> _Listed records_:
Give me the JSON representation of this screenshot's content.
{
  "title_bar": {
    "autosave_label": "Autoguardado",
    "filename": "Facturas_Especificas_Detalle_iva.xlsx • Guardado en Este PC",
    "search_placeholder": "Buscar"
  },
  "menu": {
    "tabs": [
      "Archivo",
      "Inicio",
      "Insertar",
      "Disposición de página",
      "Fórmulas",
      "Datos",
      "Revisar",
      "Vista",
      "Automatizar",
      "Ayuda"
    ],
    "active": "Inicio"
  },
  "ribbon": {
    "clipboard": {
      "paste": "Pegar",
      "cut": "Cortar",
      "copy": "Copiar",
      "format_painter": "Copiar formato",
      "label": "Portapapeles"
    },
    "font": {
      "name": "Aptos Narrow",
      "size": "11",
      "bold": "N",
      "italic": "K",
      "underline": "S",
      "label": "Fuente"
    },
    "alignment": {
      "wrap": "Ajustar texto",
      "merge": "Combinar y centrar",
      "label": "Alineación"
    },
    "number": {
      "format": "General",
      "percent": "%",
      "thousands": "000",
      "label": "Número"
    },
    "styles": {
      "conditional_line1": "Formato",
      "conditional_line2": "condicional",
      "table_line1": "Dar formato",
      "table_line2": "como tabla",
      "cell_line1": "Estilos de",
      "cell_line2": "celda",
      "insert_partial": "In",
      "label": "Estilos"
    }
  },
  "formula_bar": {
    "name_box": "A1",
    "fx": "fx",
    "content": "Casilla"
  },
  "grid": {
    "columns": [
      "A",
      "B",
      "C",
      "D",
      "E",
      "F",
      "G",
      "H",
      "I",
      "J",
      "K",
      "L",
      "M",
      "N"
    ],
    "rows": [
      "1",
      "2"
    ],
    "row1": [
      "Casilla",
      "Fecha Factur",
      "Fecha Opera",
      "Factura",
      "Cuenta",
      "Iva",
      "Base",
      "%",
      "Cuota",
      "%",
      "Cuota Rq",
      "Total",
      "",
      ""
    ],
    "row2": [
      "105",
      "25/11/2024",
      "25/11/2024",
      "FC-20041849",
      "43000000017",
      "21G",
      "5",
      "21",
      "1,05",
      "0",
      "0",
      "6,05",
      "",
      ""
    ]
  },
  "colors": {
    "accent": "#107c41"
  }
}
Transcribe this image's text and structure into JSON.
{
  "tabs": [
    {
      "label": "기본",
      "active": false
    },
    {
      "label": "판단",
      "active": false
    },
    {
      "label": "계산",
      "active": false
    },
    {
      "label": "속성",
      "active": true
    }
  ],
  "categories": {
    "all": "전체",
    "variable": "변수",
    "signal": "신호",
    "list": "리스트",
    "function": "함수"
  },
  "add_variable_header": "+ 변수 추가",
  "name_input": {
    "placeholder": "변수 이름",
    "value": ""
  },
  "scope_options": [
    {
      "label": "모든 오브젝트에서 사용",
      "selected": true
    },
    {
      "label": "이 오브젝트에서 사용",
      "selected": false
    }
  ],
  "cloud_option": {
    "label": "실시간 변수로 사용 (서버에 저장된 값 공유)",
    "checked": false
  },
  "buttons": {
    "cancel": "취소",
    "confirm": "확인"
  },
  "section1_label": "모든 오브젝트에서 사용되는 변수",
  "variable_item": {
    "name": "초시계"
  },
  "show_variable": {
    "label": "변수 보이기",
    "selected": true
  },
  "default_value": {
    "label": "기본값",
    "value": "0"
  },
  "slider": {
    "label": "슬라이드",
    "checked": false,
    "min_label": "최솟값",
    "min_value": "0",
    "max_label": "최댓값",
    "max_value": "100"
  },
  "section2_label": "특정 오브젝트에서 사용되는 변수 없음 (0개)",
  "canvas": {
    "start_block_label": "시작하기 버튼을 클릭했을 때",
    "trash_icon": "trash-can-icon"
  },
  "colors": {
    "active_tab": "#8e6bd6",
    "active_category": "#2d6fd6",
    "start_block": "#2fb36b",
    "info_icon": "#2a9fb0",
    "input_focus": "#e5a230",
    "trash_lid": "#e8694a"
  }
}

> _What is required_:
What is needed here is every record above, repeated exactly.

> _Solution to this exercise_:
Give me the JSON representation of this screenshot's content.
{
  "title_bar": {
    "autosave_label": "Autoguardado",
    "filename": "Facturas_Especificas_Detalle_iva.xlsx • Guardado en Este PC",
    "search_placeholder": "Buscar"
  },
  "menu": {
    "tabs": [
      "Archivo",
      "Inicio",
      "Insertar",
      "Disposición de página",
      "Fórmulas",
      "Datos",
      "Revisar",
      "Vista",
      "Automatizar",
      "Ayuda"
    ],
    "active": "Inicio"
  },
  "ribbon": {
    "clipboard": {
      "paste": "Pegar",
      "cut": "Cortar",
      "copy": "Copiar",
      "format_painter": "Copiar formato",
      "label": "Portapapeles"
    },
    "font": {
      "name": "Aptos Narrow",
      "size": "11",
      "bold": "N",
      "italic": "K",
      "underline": "S",
      "label": "Fuente"
    },
    "alignment": {
      "wrap": "Ajustar texto",
      "merge": "Combinar y centrar",
      "label": "Alineación"
    },
    "number": {
      "format": "General",
      "percent": "%",
      "thousands": "000",
      "label": "Número"
    },
    "styles": {
      "conditional_line1": "Formato",
      "conditional_line2": "condicional",
      "table_line1": "Dar formato",
      "table_line2": "como tabla",
      "cell_line1": "Estilos de",
      "cell_line2": "celda",
      "insert_partial": "In",
      "label": "Estilos"
    }
  },
  "formula_bar": {
    "name_box": "A1",
    "fx": "fx",
    "content": "Casilla"
  },
  "grid": {
    "columns": [
      "A",
      "B",
      "C",
      "D",
      "E",
      "F",
      "G",
      "H",
      "I",
      "J",
      "K",
      "L",
      "M",
      "N"
    ],
    "rows": [
      "1",
      "2"
    ],
    "row1": [
      "Casilla",
      "Fecha Factur",
      "Fecha Opera",
      "Factura",
      "Cuenta",
      "Iva",
      "Base",
      "%",
      "Cuota",
      "%",
      "Cuota Rq",
      "Total",
      "",
      ""
    ],
    "row2": [
      "105",
      "25/11/2024",
      "25/11/2024",
      "FC-20041849",
      "43000000017",
      "21G",
      "5",
      "21",
      "1,05",
      "0",
      "0",
      "6,05",
      "",
      ""
    ]
  },
  "colors": {
    "accent": "#107c41"
  }
}
Transcribe this image's text and structure into JSON.
{
  "tabs": [
    {
      "label": "기본",
      "active": false
    },
    {
      "label": "판단",
      "active": false
    },
    {
      "label": "계산",
      "active": false
    },
    {
      "label": "속성",
      "active": true
    }
  ],
  "categories": {
    "all": "전체",
    "variable": "변수",
    "signal": "신호",
    "list": "리스트",
    "function": "함수"
  },
  "add_variable_header": "+ 변수 추가",
  "name_input": {
    "placeholder": "변수 이름",
    "value": ""
  },
  "scope_options": [
    {
      "label": "모든 오브젝트에서 사용",
      "selected": true
    },
    {
      "label": "이 오브젝트에서 사용",
      "selected": false
    }
  ],
  "cloud_option": {
    "label": "실시간 변수로 사용 (서버에 저장된 값 공유)",
    "checked": false
  },
  "buttons": {
    "cancel": "취소",
    "confirm": "확인"
  },
  "section1_label": "모든 오브젝트에서 사용되는 변수",
  "variable_item": {
    "name": "초시계"
  },
  "show_variable": {
    "label": "변수 보이기",
    "selected": true
  },
  "default_value": {
    "label": "기본값",
    "value": "0"
  },
  "slider": {
    "label": "슬라이드",
    "checked": false,
    "min_label": "최솟값",
    "min_value": "0",
    "max_label": "최댓값",
    "max_value": "100"
  },
  "section2_label": "특정 오브젝트에서 사용되는 변수 없음 (0개)",
  "canvas": {
    "start_block_label": "시작하기 버튼을 클릭했을 때",
    "trash_icon": "trash-can-icon"
  },
  "colors": {
    "active_tab": "#8e6bd6",
    "active_category": "#2d6fd6",
    "start_block": "#2fb36b",
    "info_icon": "#2a9fb0",
    "input_focus": "#e5a230",
    "trash_lid": "#e8694a"
  }
}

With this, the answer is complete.